Your answer should be every line from the records that contains "复印件加盖公章".

* **The data**:
*****

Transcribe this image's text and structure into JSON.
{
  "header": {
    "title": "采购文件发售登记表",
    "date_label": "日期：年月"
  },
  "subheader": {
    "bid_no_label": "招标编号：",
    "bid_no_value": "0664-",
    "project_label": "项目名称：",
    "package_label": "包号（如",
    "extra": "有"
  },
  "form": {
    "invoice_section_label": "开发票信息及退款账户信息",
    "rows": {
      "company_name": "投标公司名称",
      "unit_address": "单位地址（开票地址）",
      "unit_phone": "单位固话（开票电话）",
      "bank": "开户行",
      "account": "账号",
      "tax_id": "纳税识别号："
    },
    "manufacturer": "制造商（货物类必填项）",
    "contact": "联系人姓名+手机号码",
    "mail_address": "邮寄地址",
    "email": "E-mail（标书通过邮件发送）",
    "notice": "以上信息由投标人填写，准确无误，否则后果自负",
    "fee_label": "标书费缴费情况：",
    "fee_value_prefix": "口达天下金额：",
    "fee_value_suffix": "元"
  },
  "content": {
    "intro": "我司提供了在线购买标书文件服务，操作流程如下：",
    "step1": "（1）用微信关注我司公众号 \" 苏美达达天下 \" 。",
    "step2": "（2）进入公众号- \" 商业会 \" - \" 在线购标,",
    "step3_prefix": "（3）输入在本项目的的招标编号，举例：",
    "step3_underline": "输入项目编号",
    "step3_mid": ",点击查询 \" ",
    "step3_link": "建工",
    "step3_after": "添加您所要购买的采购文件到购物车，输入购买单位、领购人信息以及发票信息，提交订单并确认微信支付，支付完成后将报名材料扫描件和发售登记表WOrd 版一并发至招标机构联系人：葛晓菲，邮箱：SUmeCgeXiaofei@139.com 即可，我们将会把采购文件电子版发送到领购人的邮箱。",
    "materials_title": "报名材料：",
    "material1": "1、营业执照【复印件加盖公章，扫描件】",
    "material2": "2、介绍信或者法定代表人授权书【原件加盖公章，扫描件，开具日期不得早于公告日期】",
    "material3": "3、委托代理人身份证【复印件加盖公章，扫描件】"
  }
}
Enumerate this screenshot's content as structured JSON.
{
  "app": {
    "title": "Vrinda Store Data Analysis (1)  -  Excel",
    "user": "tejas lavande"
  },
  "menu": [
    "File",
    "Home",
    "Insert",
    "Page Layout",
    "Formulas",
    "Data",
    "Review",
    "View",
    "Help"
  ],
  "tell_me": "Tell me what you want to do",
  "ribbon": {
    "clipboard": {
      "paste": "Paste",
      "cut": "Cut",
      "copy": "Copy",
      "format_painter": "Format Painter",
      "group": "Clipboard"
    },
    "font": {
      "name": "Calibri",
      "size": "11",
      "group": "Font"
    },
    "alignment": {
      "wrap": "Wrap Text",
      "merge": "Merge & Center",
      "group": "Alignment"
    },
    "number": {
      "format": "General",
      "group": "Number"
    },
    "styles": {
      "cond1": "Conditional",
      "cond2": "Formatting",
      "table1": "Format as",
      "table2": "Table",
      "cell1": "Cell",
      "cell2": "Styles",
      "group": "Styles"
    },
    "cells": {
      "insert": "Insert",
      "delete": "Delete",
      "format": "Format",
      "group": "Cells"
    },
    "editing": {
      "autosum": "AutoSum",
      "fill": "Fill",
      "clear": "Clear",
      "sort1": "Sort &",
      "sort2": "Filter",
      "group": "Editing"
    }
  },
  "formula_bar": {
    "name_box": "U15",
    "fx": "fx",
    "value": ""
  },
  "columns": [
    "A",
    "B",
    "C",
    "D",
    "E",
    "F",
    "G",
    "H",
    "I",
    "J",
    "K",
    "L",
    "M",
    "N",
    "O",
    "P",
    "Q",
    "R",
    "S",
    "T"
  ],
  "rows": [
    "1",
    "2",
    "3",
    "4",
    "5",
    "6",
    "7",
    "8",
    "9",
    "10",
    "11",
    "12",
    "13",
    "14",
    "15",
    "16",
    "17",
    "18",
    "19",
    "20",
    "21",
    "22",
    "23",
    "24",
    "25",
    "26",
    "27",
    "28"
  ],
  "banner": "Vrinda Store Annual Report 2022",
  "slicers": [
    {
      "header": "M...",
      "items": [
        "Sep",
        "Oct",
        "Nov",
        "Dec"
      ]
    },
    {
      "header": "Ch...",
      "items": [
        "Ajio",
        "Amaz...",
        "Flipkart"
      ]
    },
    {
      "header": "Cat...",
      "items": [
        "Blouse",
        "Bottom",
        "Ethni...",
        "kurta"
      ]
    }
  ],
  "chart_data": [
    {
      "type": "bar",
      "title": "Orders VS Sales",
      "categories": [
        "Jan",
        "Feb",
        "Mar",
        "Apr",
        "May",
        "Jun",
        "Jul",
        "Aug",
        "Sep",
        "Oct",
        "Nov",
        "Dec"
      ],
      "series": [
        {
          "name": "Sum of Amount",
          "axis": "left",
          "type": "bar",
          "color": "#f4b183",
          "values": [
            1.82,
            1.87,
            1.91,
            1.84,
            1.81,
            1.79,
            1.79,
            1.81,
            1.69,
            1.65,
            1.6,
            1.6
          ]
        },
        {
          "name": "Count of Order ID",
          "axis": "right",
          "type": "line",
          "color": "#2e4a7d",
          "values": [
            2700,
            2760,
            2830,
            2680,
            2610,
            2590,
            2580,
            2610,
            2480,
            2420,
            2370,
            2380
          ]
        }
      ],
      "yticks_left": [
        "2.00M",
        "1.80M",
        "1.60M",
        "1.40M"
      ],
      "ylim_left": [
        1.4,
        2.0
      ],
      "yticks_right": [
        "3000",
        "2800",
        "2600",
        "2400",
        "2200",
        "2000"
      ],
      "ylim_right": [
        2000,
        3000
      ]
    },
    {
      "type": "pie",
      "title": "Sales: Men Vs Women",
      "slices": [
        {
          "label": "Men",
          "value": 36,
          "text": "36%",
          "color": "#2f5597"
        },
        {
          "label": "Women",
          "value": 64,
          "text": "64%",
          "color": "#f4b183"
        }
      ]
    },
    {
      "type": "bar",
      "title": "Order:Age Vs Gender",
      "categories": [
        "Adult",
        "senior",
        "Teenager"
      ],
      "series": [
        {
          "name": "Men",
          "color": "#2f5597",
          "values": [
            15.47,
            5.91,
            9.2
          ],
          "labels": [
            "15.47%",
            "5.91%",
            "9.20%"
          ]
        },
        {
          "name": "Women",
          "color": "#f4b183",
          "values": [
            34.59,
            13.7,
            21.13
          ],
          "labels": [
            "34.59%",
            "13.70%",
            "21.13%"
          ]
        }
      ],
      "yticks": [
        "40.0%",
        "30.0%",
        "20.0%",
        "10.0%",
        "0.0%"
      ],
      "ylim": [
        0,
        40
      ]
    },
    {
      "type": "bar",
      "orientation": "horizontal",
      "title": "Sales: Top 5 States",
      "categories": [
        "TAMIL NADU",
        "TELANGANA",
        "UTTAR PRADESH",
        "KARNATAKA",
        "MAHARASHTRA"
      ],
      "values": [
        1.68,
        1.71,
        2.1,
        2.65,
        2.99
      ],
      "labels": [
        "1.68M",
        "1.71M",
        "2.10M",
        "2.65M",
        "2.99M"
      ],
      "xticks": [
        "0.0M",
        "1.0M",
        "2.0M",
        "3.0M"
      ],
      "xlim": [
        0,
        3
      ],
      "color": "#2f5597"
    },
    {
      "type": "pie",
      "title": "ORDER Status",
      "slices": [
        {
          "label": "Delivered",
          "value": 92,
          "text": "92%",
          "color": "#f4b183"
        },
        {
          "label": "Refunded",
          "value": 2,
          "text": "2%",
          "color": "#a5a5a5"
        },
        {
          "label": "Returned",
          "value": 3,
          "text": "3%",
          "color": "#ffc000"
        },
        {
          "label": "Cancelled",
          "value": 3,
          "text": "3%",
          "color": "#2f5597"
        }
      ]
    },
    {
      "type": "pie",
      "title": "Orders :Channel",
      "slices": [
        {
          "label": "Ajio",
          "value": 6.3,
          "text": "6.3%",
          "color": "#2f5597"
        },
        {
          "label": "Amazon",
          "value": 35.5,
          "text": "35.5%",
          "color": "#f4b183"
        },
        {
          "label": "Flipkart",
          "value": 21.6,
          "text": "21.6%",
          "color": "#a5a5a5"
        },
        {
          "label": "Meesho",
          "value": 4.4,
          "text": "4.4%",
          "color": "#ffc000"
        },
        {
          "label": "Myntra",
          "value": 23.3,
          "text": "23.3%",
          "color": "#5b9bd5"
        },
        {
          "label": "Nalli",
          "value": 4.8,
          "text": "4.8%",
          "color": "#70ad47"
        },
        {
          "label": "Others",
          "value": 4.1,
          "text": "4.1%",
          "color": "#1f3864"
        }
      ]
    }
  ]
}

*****

* **Task answer**:
    "material1": "1、营业执照【复印件加盖公章，扫描件】",
    "material3": "3、委托代理人身份证【复印件加盖公章，扫描件】"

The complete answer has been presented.